Ignore:
Timestamp:
May 20, 2010 10:05:31 AM (5 years ago)
Author:
simonmar
Comment:

--

Legend:

Unmodified
Added
Removed
Modified
  • Commentary/Rts/Scheduler

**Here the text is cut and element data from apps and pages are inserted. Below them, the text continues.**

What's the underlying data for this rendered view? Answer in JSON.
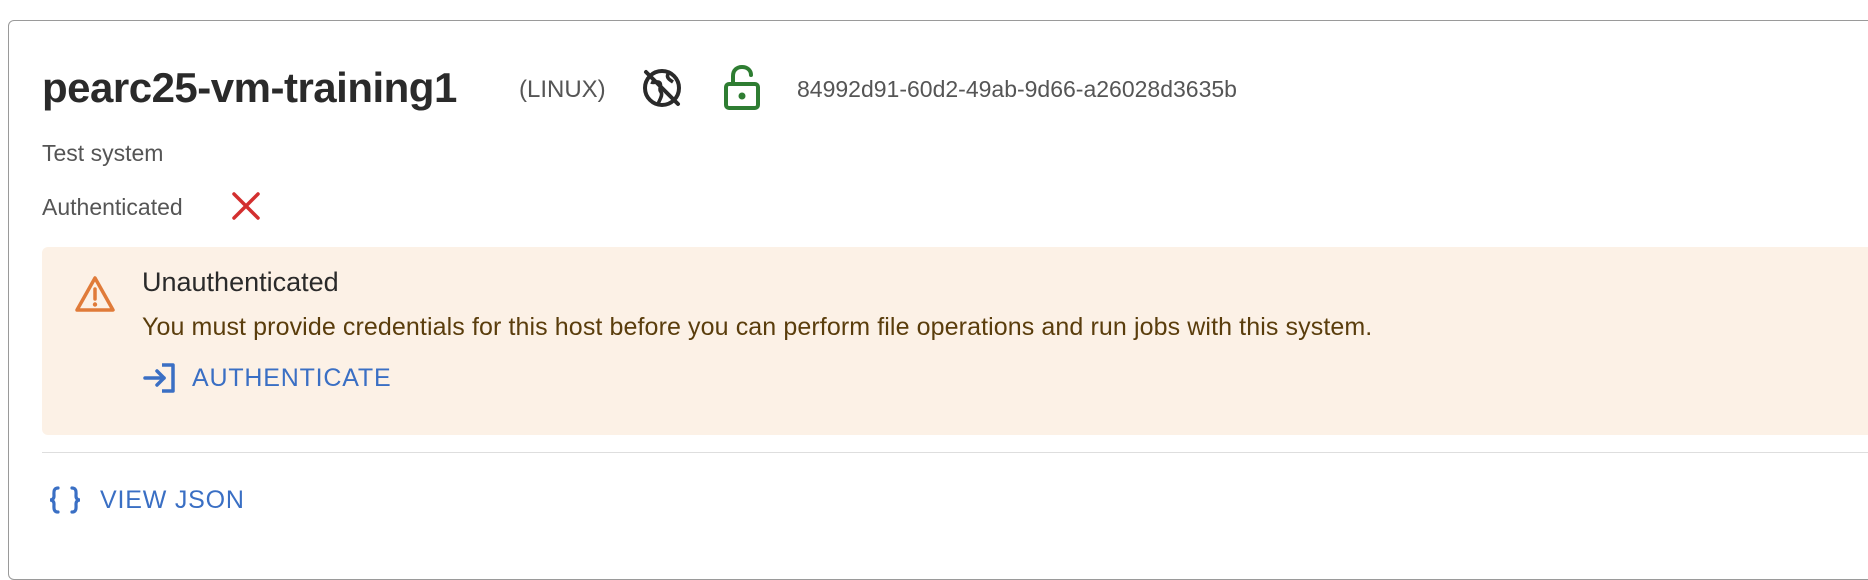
{
  "system": {
    "name": "pearc25-vm-training1",
    "os": "(LINUX)",
    "uuid": "84992d91-60d2-49ab-9d66-a26028d3635b",
    "description": "Test system",
    "authenticated_label": "Authenticated",
    "authenticated_icon": "close-icon",
    "visibility_icon": "public-off-globe-icon",
    "lock_icon": "lock-open-icon"
  },
  "alert": {
    "title": "Unauthenticated",
    "message": "You must provide credentials for this host before you can perform file operations and run jobs with this system.",
    "action_label": "AUTHENTICATE",
    "icon": "warning-icon"
  },
  "actions": {
    "view_json_label": "VIEW JSON",
    "view_json_icon": "braces-icon"
  },
  "colors": {
    "accent": "#3a6fc4",
    "warning_bg": "#fcf1e6",
    "warning_icon": "#e07b39",
    "error": "#d32f2f",
    "success": "#2e7d32"
  }
}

    v19 v20  
    3535Haskell threads are much lighter-weight (at least 100x) than OS threads.
    3636
    37 When running on an SMP, we use a fixed number of OS threads for
    38 running Haskell code, typically chosen to be the the same as the
    39 number of CPU cores in the machine.  There may be more than this
    40 number of OS threads in the runtime, but only this number will be
    41 executing Haskell code at any one time.
     37When running on an SMP, we begin by creating the number of OS threads specified by the `+RTS -N` option, although during the course of running the program more OS threads might be created in order to continue running Haskell code while foreign calls execute.  Spare OS threads are kept in a pool attached to each `Capability` (see [#Capabilities]).
    4238
    4339The RTS provides a platform-independent abstraction layer for OS
     
    6662Source files: [[GhcFile(rts/Task.h)]], [[GhcFile(rts/Task.c)]]
    6763
    68 A Task is a further layer of abstraction over an OS thread.  One `Task` is created for each OS thread known to the runtime.  To get the `Task` associated with with the current OS thread, use the function `myTask`:
     64A Task is a further layer of abstraction over an OS thread.  One `Task` structure is created for each OS thread known to the runtime.  To get the `Task` associated with with the current OS thread, use the function `myTask`:
    6965
    7066{{{
    7167  Task *myTask (void);
    7268}}}
     69
     70The `myTask` function is implemented using thread-local storage.
    7371
    7472The Task contains a mutex and a condition variable used when OS threads in the runtime need to synchronise with each other or sleep waiting for a condition to occur.  The `Task` also points to the `Capability` that the `Task` currently owns (`task->cap`), or `NULL` if the `Task` does not currently own a `Capability`.